Why do so many people think they're getting more done by going faster? Often, we really aren't. The fact is that sometimes the faster we go, the less productive we are.
"'I can't get it all done during the day' is something I hear over and over again," says John Medina, a developmental molecular biologist and the author of the new book "Brain Rules: 12 Principles for Surviving and Thriving at Work, Home and School."
His work documents how the time pressures of work, school and life in our 24/7 age have created deep-seated problems for many of us.
"More and more tasks are being assigned to fewer and fewer people," he notes.
Then, there are the additional tasks we assign to ourselves, by scheduling our days so tightly that we leave no margin for running even five minutes late.
"I think we are in the beginning stages of understanding that that model is actually toxic," he says. "More and more people are rising up and saying, you know, there is something wrong with me. I'm not enjoying my life. I'm not a suicidal person, I'm not a depressed person, but this sucks."

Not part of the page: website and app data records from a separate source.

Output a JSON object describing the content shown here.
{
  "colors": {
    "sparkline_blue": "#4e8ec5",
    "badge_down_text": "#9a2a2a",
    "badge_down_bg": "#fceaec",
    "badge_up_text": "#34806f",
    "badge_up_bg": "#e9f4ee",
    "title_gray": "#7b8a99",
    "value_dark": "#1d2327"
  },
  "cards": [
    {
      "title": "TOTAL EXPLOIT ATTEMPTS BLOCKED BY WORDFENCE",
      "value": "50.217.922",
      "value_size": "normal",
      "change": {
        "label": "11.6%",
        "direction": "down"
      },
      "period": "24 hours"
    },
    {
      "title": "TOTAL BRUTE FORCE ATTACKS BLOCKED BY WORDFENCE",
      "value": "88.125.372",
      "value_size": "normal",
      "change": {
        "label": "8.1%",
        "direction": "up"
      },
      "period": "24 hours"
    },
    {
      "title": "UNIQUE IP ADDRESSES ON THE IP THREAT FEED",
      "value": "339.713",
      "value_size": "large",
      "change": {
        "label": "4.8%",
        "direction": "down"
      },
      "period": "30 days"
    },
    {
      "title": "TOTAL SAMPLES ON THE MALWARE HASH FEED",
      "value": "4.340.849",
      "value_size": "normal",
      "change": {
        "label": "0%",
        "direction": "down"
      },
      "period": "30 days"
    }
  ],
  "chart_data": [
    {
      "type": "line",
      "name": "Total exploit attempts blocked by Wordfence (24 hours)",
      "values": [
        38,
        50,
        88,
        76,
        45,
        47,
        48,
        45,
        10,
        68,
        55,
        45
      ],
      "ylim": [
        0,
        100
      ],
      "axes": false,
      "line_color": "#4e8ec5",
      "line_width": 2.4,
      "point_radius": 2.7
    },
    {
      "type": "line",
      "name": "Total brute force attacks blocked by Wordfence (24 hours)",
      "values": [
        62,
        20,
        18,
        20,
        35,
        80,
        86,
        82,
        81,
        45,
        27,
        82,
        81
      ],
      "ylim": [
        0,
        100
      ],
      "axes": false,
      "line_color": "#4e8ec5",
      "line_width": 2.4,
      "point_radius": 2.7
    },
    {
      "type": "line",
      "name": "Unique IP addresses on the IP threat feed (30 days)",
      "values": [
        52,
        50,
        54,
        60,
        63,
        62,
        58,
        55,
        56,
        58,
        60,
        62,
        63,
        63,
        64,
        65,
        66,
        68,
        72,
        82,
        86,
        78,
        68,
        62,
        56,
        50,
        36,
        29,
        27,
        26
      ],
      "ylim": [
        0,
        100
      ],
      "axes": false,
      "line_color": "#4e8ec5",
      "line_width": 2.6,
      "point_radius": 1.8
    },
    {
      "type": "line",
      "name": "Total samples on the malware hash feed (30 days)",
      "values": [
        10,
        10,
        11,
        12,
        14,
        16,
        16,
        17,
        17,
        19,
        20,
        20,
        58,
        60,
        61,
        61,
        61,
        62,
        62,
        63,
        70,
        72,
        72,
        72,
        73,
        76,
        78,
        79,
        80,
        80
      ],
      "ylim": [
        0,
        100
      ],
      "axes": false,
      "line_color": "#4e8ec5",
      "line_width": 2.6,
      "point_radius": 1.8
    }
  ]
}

This is a serious issue with Medina, a large part of the reason he wrote his book. Time pressures, he is convinced, are slamming our brains, draining the joy -- and ability to think clearly and create effectively -- right out of people's lives.
"They're beginning to see it because their time has been too structured. And they're beginning to understand that unstructured time may be the great ventilation," says Medina.
And, he says, unstructured time -- the opposite of "multitasking" -- is actually more productive.
"One of the great frustrations I have is with the concept of multitasking because, to put it bluntly, the brain is incapable of multitasking," he says.
In our culture, multitasking is considered a very efficient way to get more work done.
But that brings to mind images of the kids who work the drive-up lanes at the fast-food restaurants, taking an order from one customer while making change for another and answering a question from yet another. Those kids almost always look completely frazzled.
"You can walk and chew gum at the same time," Medina concedes, but when it comes to simultaneously performing multiple tasks that require intellectual attention, the brain can't do it. It locks in on one thing at a time. It can switch between tasks quickly -- in less than the blink of an eye -- but it does switch. And things can get dropped in the switching.
"It is true sequential processing," he says.
The brain needs a moment -- and it may be just a millisecond, but it needs it -- to stop focusing on one thing and start focusing on the next. "Every time you try to force it to multitask, you end up collapsing certain systems. And you can show that people on projects who try to multitask make twice as many errors and it takes them twice as long to get something done."